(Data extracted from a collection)
■ ■ ■ ■

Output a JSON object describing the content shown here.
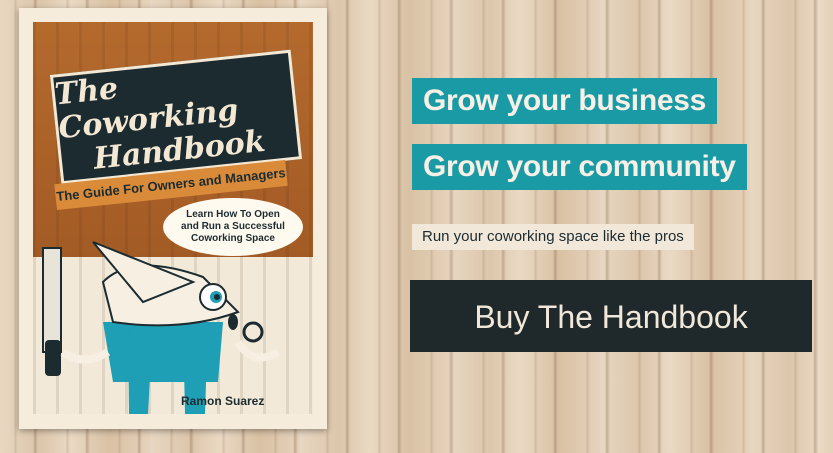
{
  "book": {
    "title_line1": "The Coworking",
    "title_line2": "Handbook",
    "subtitle": "The Guide For Owners and Managers",
    "bubble_lines": [
      "Learn How To Open",
      "and Run a Successful",
      "Coworking Space"
    ],
    "author": "Ramon Suarez"
  },
  "headlines": [
    "Grow your business",
    "Grow your community"
  ],
  "tagline": "Run your coworking space like the pros",
  "cta_label": "Buy The Handbook",
  "colors": {
    "teal": "#1a9aa5",
    "dark": "#1f292c",
    "cream": "#f1e8da",
    "wood_brown": "#a35b25"
  }
}
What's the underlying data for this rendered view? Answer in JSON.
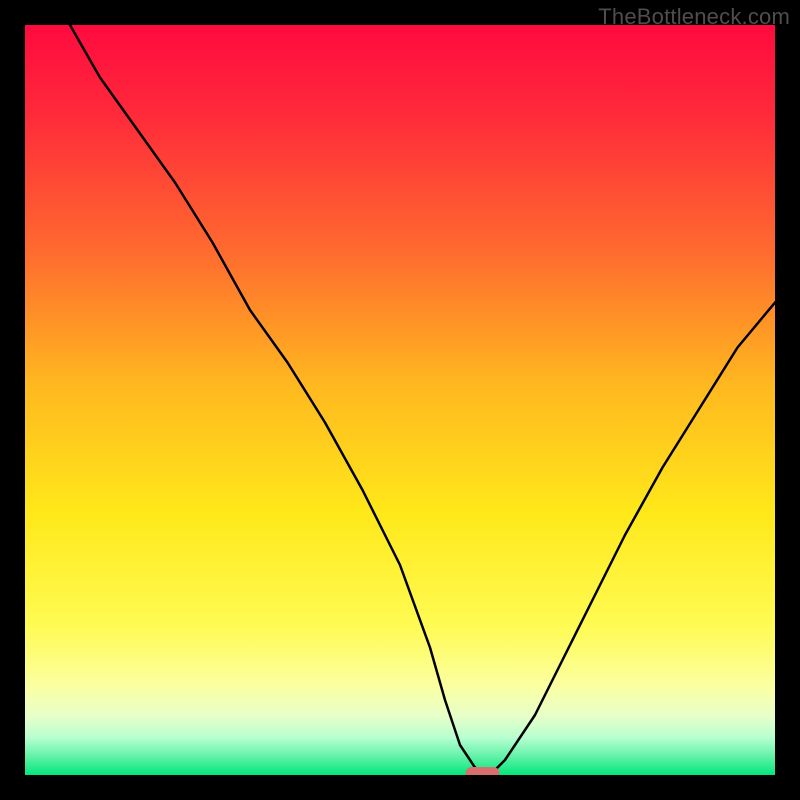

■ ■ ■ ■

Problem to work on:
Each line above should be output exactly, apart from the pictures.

Completed task:
Output a JSON object describing the content shown here.
{
  "book": {
    "title_line1": "The Coworking",
    "title_line2": "Handbook",
    "subtitle": "The Guide For Owners and Managers",
    "bubble_lines": [
      "Learn How To Open",
      "and Run a Successful",
      "Coworking Space"
    ],
    "author": "Ramon Suarez"
  },
  "headlines": [
    "Grow your business",
    "Grow your community"
  ],
  "tagline": "Run your coworking space like the pros",
  "cta_label": "Buy The Handbook",
  "colors": {
    "teal": "#1a9aa5",
    "dark": "#1f292c",
    "cream": "#f1e8da",
    "wood_brown": "#a35b25"
  }
}
What's the underlying data for this rendered view? Answer in JSON.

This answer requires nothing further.